  12. ^ Thorson, Linda (October 2013). "I, Audra: An Interview with Linda Thorson". The Terror Trap (Interview). Interviewed by Knowles, Jason; Hunter, Dan. Archived from the original on April 29, 2020.
  13. ^ Donaldson, Lesleh (November 2011). "Losing Her Head: An Interview with Lesleh Donaldson". The Terror Trap (Interview). Interviewed by Knowles, Jason; Hunter, Dan. Archived from the original on May 10, 2019.
  14. ^ Burrell 2014, p. 15.
  15. ^ Griffin, Lynne (July 2011). "Six for Her Scythe: An Interview with Lynne Griffin". The Terror Trap (Interview). Interviewed by Knowles, Jason; Hunter, Dan. Archived from the original on May 10, 2019.
  16. ^ MacLaverty, Michael (March 2012). "Revisiting Curtains: An Interview with Michael MacLaverty". The Terror Trap (Interview). Interviewed by Knowles, Jason; Hunter, Dan. Archived from the original on May 10, 2019.
  17. ^ a b Cavett Binion (2015). "Curtains". Movies & TV Dept. The New York Times. Archived from the original on October 11, 2015. Retrieved August 24, 2015.

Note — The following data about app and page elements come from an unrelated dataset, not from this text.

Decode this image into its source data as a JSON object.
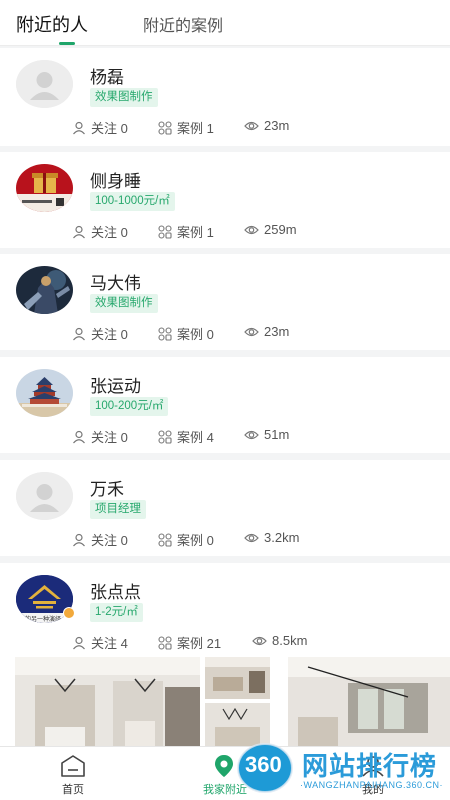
{
  "tabs": [
    {
      "label": "附近的人",
      "active": true
    },
    {
      "label": "附近的案例",
      "active": false
    }
  ],
  "accent": "#1fa56a",
  "people": [
    {
      "name": "杨磊",
      "tag": "效果图制作",
      "follow": "关注 0",
      "cases": "案例 1",
      "distance": "23m",
      "avatar": "default-avatar-icon"
    },
    {
      "name": "侧身睡",
      "tag": "100-1000元/㎡",
      "follow": "关注 0",
      "cases": "案例 1",
      "distance": "259m",
      "avatar": "red-gift-box-photo"
    },
    {
      "name": "马大伟",
      "tag": "效果图制作",
      "follow": "关注 0",
      "cases": "案例 0",
      "distance": "23m",
      "avatar": "character-artwork-photo"
    },
    {
      "name": "张运动",
      "tag": "100-200元/㎡",
      "follow": "关注 0",
      "cases": "案例 4",
      "distance": "51m",
      "avatar": "temple-photo"
    },
    {
      "name": "万禾",
      "tag": "项目经理",
      "follow": "关注 0",
      "cases": "案例 0",
      "distance": "3.2km",
      "avatar": "default-avatar-icon"
    },
    {
      "name": "张点点",
      "tag": "1-2元/㎡",
      "follow": "关注 4",
      "cases": "案例 21",
      "distance": "8.5km",
      "avatar": "gold-house-logo",
      "avatar_caption": "格的另一种演绎"
    }
  ],
  "nav": [
    {
      "label": "首页",
      "icon": "home-icon"
    },
    {
      "label": "我家附近",
      "icon": "location-pin-icon"
    },
    {
      "label": "我的",
      "icon": "user-icon"
    }
  ],
  "watermark": {
    "logo": "360",
    "title": "网站排行榜",
    "url": "WANGZHANPAIHANG.360.CN"
  }
}
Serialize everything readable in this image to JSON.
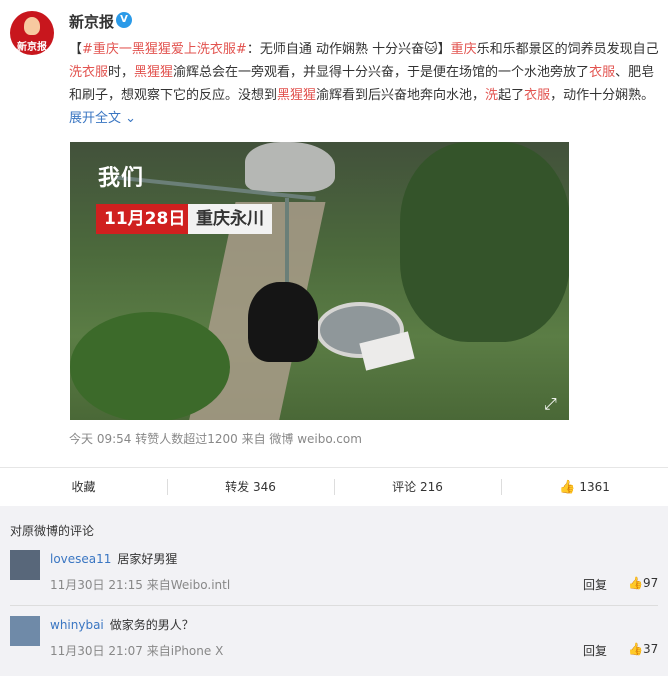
{
  "post": {
    "username": "新京报",
    "avatar_text": "新京报",
    "content_parts": [
      {
        "text": "【",
        "hl": false
      },
      {
        "text": "#重庆一黑猩猩爱上洗衣服#",
        "hl": true
      },
      {
        "text": "：无师自通 动作娴熟 十分兴奋",
        "hl": false
      },
      {
        "text": "🐱",
        "hl": false
      },
      {
        "text": "】",
        "hl": false
      },
      {
        "text": "重庆",
        "hl": true
      },
      {
        "text": "乐和乐都景区的饲养员发现自己",
        "hl": false
      },
      {
        "text": "洗衣服",
        "hl": true
      },
      {
        "text": "时，",
        "hl": false
      },
      {
        "text": "黑猩猩",
        "hl": true
      },
      {
        "text": "渝辉总会在一旁观看，并显得十分兴奋，于是便在场馆的一个水池旁放了",
        "hl": false
      },
      {
        "text": "衣服",
        "hl": true
      },
      {
        "text": "、肥皂和刷子，想观察下它的反应。没想到",
        "hl": false
      },
      {
        "text": "黑猩猩",
        "hl": true
      },
      {
        "text": "渝辉看到后兴奋地奔向水池，",
        "hl": false
      },
      {
        "text": "洗",
        "hl": true
      },
      {
        "text": "起了",
        "hl": false
      },
      {
        "text": "衣服",
        "hl": true
      },
      {
        "text": "，动作十分娴熟。 ",
        "hl": false
      }
    ],
    "expand_label": "展开全文",
    "video": {
      "logo": "我们",
      "date": "11月28日",
      "place": "重庆永川"
    },
    "meta": "今天 09:54 转赞人数超过1200  来自 微博 weibo.com"
  },
  "actions": {
    "favorite": "收藏",
    "repost": "转发 346",
    "comment": "评论 216",
    "like": "1361"
  },
  "comments": {
    "header": "对原微博的评论",
    "items": [
      {
        "user": "lovesea11",
        "text": "居家好男猩",
        "time": "11月30日 21:15 来自Weibo.intl",
        "reply": "回复",
        "likes": "97"
      },
      {
        "user": "whinybai",
        "text": "做家务的男人？",
        "time": "11月30日 21:07 来自iPhone X",
        "reply": "回复",
        "likes": "37"
      }
    ]
  }
}
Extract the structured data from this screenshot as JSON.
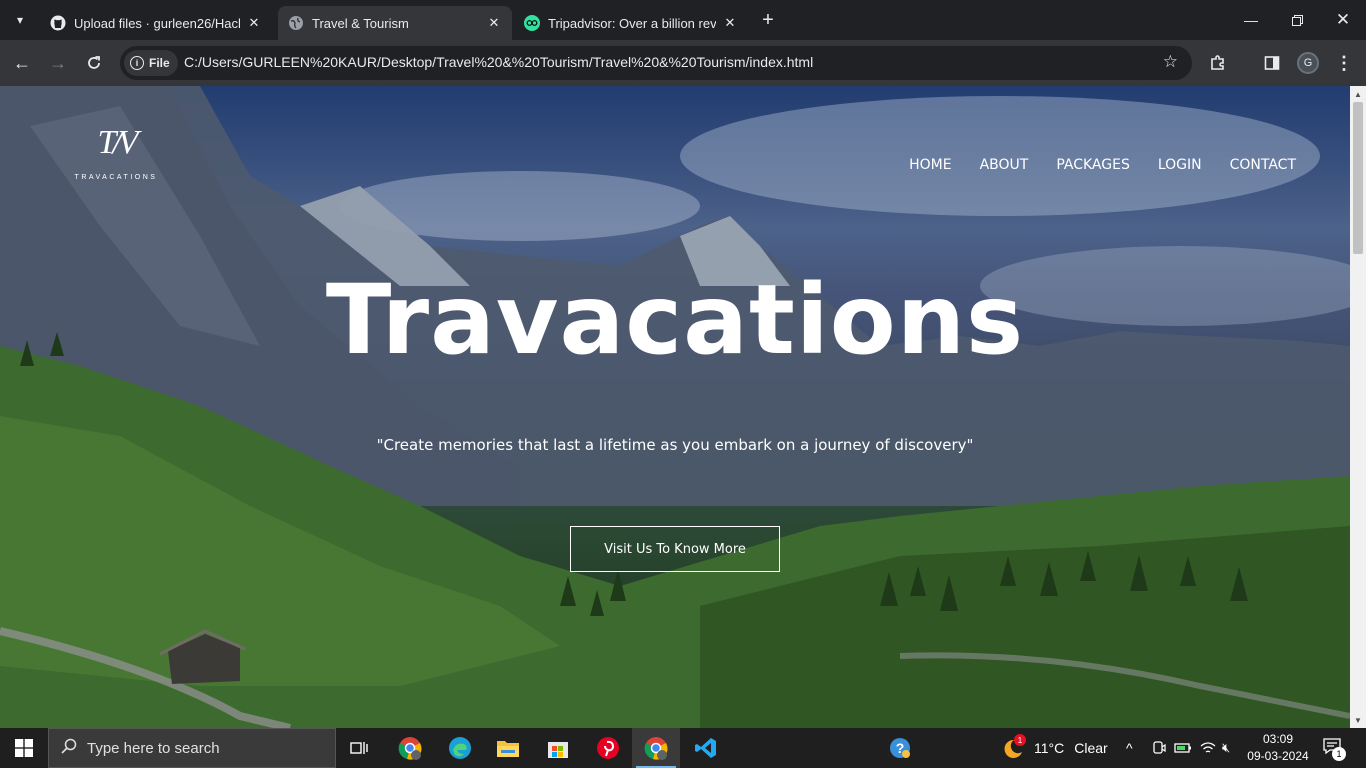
{
  "browser": {
    "tabs": [
      {
        "title": "Upload files · gurleen26/Hackat",
        "icon": "github-icon",
        "active": false
      },
      {
        "title": "Travel & Tourism",
        "icon": "globe-icon",
        "active": true
      },
      {
        "title": "Tripadvisor: Over a billion review",
        "icon": "tripadvisor-icon",
        "active": false
      }
    ],
    "file_chip": "File",
    "url": "C:/Users/GURLEEN%20KAUR/Desktop/Travel%20&%20Tourism/Travel%20&%20Tourism/index.html",
    "profile_initial": "G"
  },
  "site": {
    "logo_mark": "T/V",
    "logo_word": "TRAVACATIONS",
    "nav": [
      "HOME",
      "ABOUT",
      "PACKAGES",
      "LOGIN",
      "CONTACT"
    ],
    "hero_title": "Travacations",
    "tagline": "\"Create memories that last a lifetime as you embark on a journey of discovery\"",
    "cta": "Visit Us To Know More"
  },
  "taskbar": {
    "search_placeholder": "Type here to search",
    "weather_temp": "11°C",
    "weather_desc": "Clear",
    "weather_badge": "1",
    "time": "03:09",
    "date": "09-03-2024",
    "notification_count": "1"
  },
  "colors": {
    "chrome_bg": "#202124",
    "toolbar_bg": "#35363a",
    "taskbar_bg": "#1f1f1f"
  }
}
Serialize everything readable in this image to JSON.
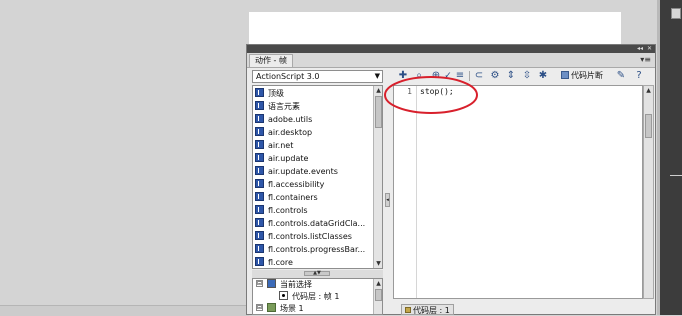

  18. ^ Maltin 1995, p. 284.
  19. ^ James, Jonathan (May 1, 2014). "Blu-ray & DVD Release Details for 1983's Curtains". The Daily Dead. Retrieved January 9, 2017.
  20. ^ Baltake, Joe (April 21, 1983). "Schlock Value". Philadelphia Daily News. p. 33 – via
  21. ^ Brough, Rick (March 17, 1983). "Quickies". The Newspaper. Park City, Utah. p. 22 – via
  22. ^ Gross, Linda (March 15, 1983). "Casting Couch Horror in 'Curtains'". Los Angeles Times. p. 4 – via
  23. ^ Hunter, Stephen (April 26, 1983). "It's 'Curtains' for careers: 2 pros are in a horror film". The Baltimore Sun. Baltimore, Maryland. p. 25 – via
  24. ^ a b Gingold, Michael (April 30, 2014). "Exclusive news/art: Canadian cult slasher "CURTAINS" on Blu-ray & DVD". Fangoria. Retrieved January 22, 2017.[permanent dead link]
  25. ^ Orndorf, Brian (August 6, 2014). "Curtains Blu-ray". Retrieved August 24, 2015.
  26. ^ Putman, Dustin (August 2, 2013). "Dustin Putman's Review: Curtains (1983)". The Film File. Retrieved August 25, 2015.
  27. ^ Chambers, Justin (July 31, 2014). "Blu-ray Review: Curtains". Movie Chambers. Retrieved December 29, 2016.
  28. ^ Harper 2004, p. 77.
  29. ^ Muir 2012, p. 312.
  30. ^ Garbarini, Todd. "FANS PETITION FOR DVD RELEASE OF "CURTAINS" AND "PROM NIGHT"". Cinema Retro. Retrieved August 22, 2015.
  31. ^ Burrell 2014, p. 11.
  32. ^ "Echo Bridge Entertainment Releases 'The Midnight Horror Collection: Bloody Slashers'". More Horror.
  33. ^ "Interview with Will Rahmer, Mortician's Vocalist & Bassist - February 2004". Oh My Gore!.


External linksEdit